*Description of the task:* Write out all of the entries exactly, please.

[Web page and app entries]

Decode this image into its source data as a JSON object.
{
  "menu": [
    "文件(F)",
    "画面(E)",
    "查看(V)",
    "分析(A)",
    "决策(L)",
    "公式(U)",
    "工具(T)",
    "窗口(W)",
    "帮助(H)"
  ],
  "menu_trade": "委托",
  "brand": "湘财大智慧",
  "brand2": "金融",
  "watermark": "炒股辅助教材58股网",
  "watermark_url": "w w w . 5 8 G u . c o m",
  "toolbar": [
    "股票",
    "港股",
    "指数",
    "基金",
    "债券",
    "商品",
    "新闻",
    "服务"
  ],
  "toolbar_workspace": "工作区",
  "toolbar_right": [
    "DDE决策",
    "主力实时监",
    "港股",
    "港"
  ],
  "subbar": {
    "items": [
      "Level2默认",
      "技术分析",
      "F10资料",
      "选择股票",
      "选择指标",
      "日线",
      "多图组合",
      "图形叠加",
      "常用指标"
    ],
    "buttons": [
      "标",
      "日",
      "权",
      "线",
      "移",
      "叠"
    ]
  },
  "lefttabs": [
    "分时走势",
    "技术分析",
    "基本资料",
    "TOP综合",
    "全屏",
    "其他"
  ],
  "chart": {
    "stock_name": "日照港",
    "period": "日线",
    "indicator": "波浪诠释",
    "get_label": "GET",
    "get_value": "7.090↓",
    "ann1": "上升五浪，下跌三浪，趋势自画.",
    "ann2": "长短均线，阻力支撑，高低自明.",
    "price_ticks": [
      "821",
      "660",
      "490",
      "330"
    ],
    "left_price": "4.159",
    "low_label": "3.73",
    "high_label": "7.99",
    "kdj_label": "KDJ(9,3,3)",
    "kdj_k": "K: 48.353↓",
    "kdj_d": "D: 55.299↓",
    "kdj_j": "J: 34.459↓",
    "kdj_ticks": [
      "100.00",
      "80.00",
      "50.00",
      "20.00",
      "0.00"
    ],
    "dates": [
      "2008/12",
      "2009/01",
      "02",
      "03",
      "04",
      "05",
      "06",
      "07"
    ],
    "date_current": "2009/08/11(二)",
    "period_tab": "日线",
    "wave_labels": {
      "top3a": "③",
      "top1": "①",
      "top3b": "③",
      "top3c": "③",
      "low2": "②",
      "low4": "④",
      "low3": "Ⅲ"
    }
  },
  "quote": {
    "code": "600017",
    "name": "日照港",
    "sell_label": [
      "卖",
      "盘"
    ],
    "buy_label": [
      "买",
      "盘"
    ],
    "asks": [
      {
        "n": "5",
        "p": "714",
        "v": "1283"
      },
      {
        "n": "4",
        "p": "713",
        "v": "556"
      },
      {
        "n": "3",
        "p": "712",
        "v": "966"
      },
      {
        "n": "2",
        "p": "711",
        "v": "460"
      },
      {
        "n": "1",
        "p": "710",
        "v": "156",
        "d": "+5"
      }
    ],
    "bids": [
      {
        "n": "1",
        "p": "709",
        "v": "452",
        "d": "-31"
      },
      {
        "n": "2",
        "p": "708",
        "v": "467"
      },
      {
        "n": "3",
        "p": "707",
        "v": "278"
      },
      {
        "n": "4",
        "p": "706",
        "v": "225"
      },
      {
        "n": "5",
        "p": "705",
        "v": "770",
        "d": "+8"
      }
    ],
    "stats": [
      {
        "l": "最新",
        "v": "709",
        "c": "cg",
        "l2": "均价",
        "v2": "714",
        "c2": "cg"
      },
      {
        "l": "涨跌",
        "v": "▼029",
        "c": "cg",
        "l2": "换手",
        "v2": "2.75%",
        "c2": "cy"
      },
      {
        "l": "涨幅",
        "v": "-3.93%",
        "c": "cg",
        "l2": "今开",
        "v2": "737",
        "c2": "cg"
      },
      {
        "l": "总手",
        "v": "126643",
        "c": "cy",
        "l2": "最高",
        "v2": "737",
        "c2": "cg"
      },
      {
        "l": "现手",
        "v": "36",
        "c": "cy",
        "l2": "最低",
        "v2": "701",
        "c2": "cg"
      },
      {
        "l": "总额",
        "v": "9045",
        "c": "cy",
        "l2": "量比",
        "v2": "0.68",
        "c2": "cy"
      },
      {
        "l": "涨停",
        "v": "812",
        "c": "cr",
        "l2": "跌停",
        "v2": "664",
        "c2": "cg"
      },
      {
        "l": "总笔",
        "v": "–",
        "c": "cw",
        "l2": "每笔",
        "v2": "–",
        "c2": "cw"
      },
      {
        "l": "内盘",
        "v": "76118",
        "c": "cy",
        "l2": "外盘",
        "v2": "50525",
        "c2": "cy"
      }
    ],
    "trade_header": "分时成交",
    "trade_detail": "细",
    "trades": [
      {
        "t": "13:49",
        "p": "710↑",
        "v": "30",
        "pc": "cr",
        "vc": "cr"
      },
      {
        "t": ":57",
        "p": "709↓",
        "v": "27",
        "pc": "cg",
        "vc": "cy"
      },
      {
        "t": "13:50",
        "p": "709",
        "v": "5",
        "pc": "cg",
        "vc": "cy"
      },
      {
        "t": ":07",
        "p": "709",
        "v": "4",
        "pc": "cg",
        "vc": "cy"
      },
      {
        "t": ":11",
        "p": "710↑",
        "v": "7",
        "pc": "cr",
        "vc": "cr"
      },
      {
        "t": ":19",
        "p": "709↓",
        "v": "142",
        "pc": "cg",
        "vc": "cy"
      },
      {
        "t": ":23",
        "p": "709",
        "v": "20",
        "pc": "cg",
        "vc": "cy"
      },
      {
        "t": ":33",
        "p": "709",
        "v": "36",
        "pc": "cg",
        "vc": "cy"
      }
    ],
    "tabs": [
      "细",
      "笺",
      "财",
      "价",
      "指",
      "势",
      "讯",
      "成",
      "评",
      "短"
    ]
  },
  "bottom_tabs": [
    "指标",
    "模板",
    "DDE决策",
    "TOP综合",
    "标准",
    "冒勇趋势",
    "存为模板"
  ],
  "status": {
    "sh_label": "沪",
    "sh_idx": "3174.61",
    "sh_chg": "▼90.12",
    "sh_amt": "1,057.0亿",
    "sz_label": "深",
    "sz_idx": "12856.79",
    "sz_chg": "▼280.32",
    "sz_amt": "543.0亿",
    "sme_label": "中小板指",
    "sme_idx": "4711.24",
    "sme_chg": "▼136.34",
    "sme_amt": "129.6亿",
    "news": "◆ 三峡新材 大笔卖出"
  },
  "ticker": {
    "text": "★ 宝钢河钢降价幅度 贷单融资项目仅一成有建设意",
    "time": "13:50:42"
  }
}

*Exercise response:*
Decode this image into its source data as a JSON object.
{
  "menu": [
    "文件(F)",
    "画面(E)",
    "查看(V)",
    "分析(A)",
    "决策(L)",
    "公式(U)",
    "工具(T)",
    "窗口(W)",
    "帮助(H)"
  ],
  "menu_trade": "委托",
  "brand": "湘财大智慧",
  "brand2": "金融",
  "watermark": "炒股辅助教材58股网",
  "watermark_url": "w w w . 5 8 G u . c o m",
  "toolbar": [
    "股票",
    "港股",
    "指数",
    "基金",
    "债券",
    "商品",
    "新闻",
    "服务"
  ],
  "toolbar_workspace": "工作区",
  "toolbar_right": [
    "DDE决策",
    "主力实时监",
    "港股",
    "港"
  ],
  "subbar": {
    "items": [
      "Level2默认",
      "技术分析",
      "F10资料",
      "选择股票",
      "选择指标",
      "日线",
      "多图组合",
      "图形叠加",
      "常用指标"
    ],
    "buttons": [
      "标",
      "日",
      "权",
      "线",
      "移",
      "叠"
    ]
  },
  "lefttabs": [
    "分时走势",
    "技术分析",
    "基本资料",
    "TOP综合",
    "全屏",
    "其他"
  ],
  "chart": {
    "stock_name": "日照港",
    "period": "日线",
    "indicator": "波浪诠释",
    "get_label": "GET",
    "get_value": "7.090↓",
    "ann1": "上升五浪，下跌三浪，趋势自画.",
    "ann2": "长短均线，阻力支撑，高低自明.",
    "price_ticks": [
      "821",
      "660",
      "490",
      "330"
    ],
    "left_price": "4.159",
    "low_label": "3.73",
    "high_label": "7.99",
    "kdj_label": "KDJ(9,3,3)",
    "kdj_k": "K: 48.353↓",
    "kdj_d": "D: 55.299↓",
    "kdj_j": "J: 34.459↓",
    "kdj_ticks": [
      "100.00",
      "80.00",
      "50.00",
      "20.00",
      "0.00"
    ],
    "dates": [
      "2008/12",
      "2009/01",
      "02",
      "03",
      "04",
      "05",
      "06",
      "07"
    ],
    "date_current": "2009/08/11(二)",
    "period_tab": "日线",
    "wave_labels": {
      "top3a": "③",
      "top1": "①",
      "top3b": "③",
      "top3c": "③",
      "low2": "②",
      "low4": "④",
      "low3": "Ⅲ"
    }
  },
  "quote": {
    "code": "600017",
    "name": "日照港",
    "sell_label": [
      "卖",
      "盘"
    ],
    "buy_label": [
      "买",
      "盘"
    ],
    "asks": [
      {
        "n": "5",
        "p": "714",
        "v": "1283"
      },
      {
        "n": "4",
        "p": "713",
        "v": "556"
      },
      {
        "n": "3",
        "p": "712",
        "v": "966"
      },
      {
        "n": "2",
        "p": "711",
        "v": "460"
      },
      {
        "n": "1",
        "p": "710",
        "v": "156",
        "d": "+5"
      }
    ],
    "bids": [
      {
        "n": "1",
        "p": "709",
        "v": "452",
        "d": "-31"
      },
      {
        "n": "2",
        "p": "708",
        "v": "467"
      },
      {
        "n": "3",
        "p": "707",
        "v": "278"
      },
      {
        "n": "4",
        "p": "706",
        "v": "225"
      },
      {
        "n": "5",
        "p": "705",
        "v": "770",
        "d": "+8"
      }
    ],
    "stats": [
      {
        "l": "最新",
        "v": "709",
        "c": "cg",
        "l2": "均价",
        "v2": "714",
        "c2": "cg"
      },
      {
        "l": "涨跌",
        "v": "▼029",
        "c": "cg",
        "l2": "换手",
        "v2": "2.75%",
        "c2": "cy"
      },
      {
        "l": "涨幅",
        "v": "-3.93%",
        "c": "cg",
        "l2": "今开",
        "v2": "737",
        "c2": "cg"
      },
      {
        "l": "总手",
        "v": "126643",
        "c": "cy",
        "l2": "最高",
        "v2": "737",
        "c2": "cg"
      },
      {
        "l": "现手",
        "v": "36",
        "c": "cy",
        "l2": "最低",
        "v2": "701",
        "c2": "cg"
      },
      {
        "l": "总额",
        "v": "9045",
        "c": "cy",
        "l2": "量比",
        "v2": "0.68",
        "c2": "cy"
      },
      {
        "l": "涨停",
        "v": "812",
        "c": "cr",
        "l2": "跌停",
        "v2": "664",
        "c2": "cg"
      },
      {
        "l": "总笔",
        "v": "–",
        "c": "cw",
        "l2": "每笔",
        "v2": "–",
        "c2": "cw"
      },
      {
        "l": "内盘",
        "v": "76118",
        "c": "cy",
        "l2": "外盘",
        "v2": "50525",
        "c2": "cy"
      }
    ],
    "trade_header": "分时成交",
    "trade_detail": "细",
    "trades": [
      {
        "t": "13:49",
        "p": "710↑",
        "v": "30",
        "pc": "cr",
        "vc": "cr"
      },
      {
        "t": ":57",
        "p": "709↓",
        "v": "27",
        "pc": "cg",
        "vc": "cy"
      },
      {
        "t": "13:50",
        "p": "709",
        "v": "5",
        "pc": "cg",
        "vc": "cy"
      },
      {
        "t": ":07",
        "p": "709",
        "v": "4",
        "pc": "cg",
        "vc": "cy"
      },
      {
        "t": ":11",
        "p": "710↑",
        "v": "7",
        "pc": "cr",
        "vc": "cr"
      },
      {
        "t": ":19",
        "p": "709↓",
        "v": "142",
        "pc": "cg",
        "vc": "cy"
      },
      {
        "t": ":23",
        "p": "709",
        "v": "20",
        "pc": "cg",
        "vc": "cy"
      },
      {
        "t": ":33",
        "p": "709",
        "v": "36",
        "pc": "cg",
        "vc": "cy"
      }
    ],
    "tabs": [
      "细",
      "笺",
      "财",
      "价",
      "指",
      "势",
      "讯",
      "成",
      "评",
      "短"
    ]
  },
  "bottom_tabs": [
    "指标",
    "模板",
    "DDE决策",
    "TOP综合",
    "标准",
    "冒勇趋势",
    "存为模板"
  ],
  "status": {
    "sh_label": "沪",
    "sh_idx": "3174.61",
    "sh_chg": "▼90.12",
    "sh_amt": "1,057.0亿",
    "sz_label": "深",
    "sz_idx": "12856.79",
    "sz_chg": "▼280.32",
    "sz_amt": "543.0亿",
    "sme_label": "中小板指",
    "sme_idx": "4711.24",
    "sme_chg": "▼136.34",
    "sme_amt": "129.6亿",
    "news": "◆ 三峡新材 大笔卖出"
  },
  "ticker": {
    "text": "★ 宝钢河钢降价幅度 贷单融资项目仅一成有建设意",
    "time": "13:50:42"
  }
}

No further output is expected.